U.N. special envoy, Stefan de Mistura, is hoping it will. He is asking for a 48-hour humanitarian ceasefire.

STEFAN DE MISTURA, U.N. SPECIAL ENVOY TO IRAQ: And I again insist on behalf of the inspector-general of the U.N. --

ELBAGIR: This, though, is not the first time an image of a suffering child gave the world pause. Toddler Aylan Kurdi's lifeless body carried out of the treacherous Mediterranean Sea. 40 years ago, Kim Phuk's (ph) naked agony became emblematic of the ravaging of Vietnam. The world paused, shed tears, but ultimately moved on.

Another little boy joins Omran in the ambulance as, one by one, the injured and dead are retrieved. They will not be last children to be pulled out of their wreckage of their homes tonight or on any of the many nights to come here in Aleppo.

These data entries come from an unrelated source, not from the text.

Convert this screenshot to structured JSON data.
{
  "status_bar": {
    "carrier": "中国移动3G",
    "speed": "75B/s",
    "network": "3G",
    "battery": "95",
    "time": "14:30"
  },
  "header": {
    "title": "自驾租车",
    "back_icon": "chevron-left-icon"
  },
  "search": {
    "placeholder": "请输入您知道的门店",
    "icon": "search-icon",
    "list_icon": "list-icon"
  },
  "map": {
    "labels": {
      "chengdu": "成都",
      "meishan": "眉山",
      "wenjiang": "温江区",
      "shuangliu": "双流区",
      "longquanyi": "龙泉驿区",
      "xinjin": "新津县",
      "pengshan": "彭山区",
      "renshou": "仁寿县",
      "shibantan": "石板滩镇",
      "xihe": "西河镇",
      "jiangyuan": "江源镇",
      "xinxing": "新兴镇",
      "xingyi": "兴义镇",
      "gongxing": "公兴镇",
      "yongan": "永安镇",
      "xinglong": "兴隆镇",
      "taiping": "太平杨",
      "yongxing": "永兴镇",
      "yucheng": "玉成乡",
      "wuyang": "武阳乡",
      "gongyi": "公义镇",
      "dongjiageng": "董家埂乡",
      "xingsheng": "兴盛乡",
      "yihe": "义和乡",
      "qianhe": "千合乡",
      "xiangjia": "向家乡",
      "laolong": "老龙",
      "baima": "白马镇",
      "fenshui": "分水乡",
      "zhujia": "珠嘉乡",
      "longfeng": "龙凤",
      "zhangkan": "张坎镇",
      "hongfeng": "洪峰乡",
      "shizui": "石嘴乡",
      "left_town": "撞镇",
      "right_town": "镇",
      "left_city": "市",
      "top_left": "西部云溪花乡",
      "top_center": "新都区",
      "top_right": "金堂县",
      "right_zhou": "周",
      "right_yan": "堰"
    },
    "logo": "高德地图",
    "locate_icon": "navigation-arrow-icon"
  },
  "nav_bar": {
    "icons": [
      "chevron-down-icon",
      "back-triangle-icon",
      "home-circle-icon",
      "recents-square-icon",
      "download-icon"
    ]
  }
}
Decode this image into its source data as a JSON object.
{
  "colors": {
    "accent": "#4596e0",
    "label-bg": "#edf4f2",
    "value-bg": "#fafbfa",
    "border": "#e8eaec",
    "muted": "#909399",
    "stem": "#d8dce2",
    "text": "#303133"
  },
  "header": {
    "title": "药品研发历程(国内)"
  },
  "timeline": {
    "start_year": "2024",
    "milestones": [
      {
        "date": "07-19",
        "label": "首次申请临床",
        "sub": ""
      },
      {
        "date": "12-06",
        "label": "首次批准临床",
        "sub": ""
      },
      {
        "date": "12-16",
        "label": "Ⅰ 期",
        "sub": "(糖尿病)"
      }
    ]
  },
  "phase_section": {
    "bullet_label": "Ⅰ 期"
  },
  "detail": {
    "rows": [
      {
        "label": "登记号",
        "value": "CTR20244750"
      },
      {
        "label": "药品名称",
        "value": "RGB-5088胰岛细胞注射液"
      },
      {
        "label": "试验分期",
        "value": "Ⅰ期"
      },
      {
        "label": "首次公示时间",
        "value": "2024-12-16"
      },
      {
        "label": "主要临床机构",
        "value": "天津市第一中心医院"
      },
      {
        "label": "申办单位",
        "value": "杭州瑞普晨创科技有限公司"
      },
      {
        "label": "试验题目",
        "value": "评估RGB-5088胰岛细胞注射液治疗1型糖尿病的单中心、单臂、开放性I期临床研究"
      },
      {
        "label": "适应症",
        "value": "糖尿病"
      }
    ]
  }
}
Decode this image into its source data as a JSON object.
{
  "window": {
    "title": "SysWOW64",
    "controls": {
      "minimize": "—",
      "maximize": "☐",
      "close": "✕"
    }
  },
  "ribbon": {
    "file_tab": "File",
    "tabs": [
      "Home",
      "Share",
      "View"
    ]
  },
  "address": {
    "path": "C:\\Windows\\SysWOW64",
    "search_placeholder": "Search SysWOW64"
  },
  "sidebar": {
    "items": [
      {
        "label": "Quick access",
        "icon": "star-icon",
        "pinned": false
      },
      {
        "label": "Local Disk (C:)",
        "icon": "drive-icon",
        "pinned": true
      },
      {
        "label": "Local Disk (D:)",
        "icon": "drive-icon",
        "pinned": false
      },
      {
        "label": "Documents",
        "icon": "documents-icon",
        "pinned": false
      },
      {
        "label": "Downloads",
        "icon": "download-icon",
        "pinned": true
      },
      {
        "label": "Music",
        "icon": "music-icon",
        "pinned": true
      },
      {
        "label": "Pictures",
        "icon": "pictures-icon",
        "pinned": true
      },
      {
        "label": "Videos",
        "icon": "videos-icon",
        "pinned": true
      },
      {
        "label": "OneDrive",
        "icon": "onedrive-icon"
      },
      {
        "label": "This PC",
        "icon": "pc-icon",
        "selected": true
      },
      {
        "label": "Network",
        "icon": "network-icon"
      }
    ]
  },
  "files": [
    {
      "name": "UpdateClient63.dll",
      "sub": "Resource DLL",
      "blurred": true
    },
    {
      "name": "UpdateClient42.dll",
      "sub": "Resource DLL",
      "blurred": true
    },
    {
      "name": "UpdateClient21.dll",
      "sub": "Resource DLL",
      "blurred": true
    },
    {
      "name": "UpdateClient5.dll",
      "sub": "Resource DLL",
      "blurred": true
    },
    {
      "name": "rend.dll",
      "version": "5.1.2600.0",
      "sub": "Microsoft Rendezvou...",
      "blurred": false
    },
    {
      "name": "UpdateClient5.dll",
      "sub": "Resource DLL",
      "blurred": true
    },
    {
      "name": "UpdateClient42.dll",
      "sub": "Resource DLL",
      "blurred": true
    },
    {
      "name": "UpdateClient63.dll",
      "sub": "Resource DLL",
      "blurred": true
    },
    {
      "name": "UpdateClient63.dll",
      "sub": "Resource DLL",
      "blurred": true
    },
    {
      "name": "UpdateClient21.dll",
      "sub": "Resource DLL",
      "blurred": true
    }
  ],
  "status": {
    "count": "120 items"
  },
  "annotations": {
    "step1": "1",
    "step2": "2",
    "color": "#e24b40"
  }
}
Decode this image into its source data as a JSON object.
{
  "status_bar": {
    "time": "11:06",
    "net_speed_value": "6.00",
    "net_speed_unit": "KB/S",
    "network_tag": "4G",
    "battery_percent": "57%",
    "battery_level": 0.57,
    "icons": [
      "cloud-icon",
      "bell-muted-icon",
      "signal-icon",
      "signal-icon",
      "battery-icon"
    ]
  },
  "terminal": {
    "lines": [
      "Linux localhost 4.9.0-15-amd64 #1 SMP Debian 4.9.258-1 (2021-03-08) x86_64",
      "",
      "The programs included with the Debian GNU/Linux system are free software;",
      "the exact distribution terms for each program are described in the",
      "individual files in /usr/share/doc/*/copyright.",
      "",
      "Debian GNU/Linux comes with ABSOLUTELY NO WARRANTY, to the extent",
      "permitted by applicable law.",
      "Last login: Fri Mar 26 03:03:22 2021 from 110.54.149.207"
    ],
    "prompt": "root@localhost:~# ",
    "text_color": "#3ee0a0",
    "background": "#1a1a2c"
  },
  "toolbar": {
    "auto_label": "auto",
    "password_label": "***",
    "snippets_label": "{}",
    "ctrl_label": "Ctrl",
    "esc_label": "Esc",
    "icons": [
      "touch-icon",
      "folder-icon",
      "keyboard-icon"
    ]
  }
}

Nima Elbagir, CNN, London.


[11:49:51]BOLDUAN: The thing here is it's not too late for Omran.

Thank you so much for joining me AT THIS HOUR. Thank you for joining us this week.

"Legal View" with Ashleigh Banfield starts right now.

ANNOUNCER: This is CNN breaking news.

ASHLEIGH BANFIELD, CNN ANCHOR: Hello, everyone. I'm Ashleigh Banfield. Welcome to "Legal View."

We're going to begin this hour with breaking news out of the Donald Trump campaign. 81 days before Election Day and two --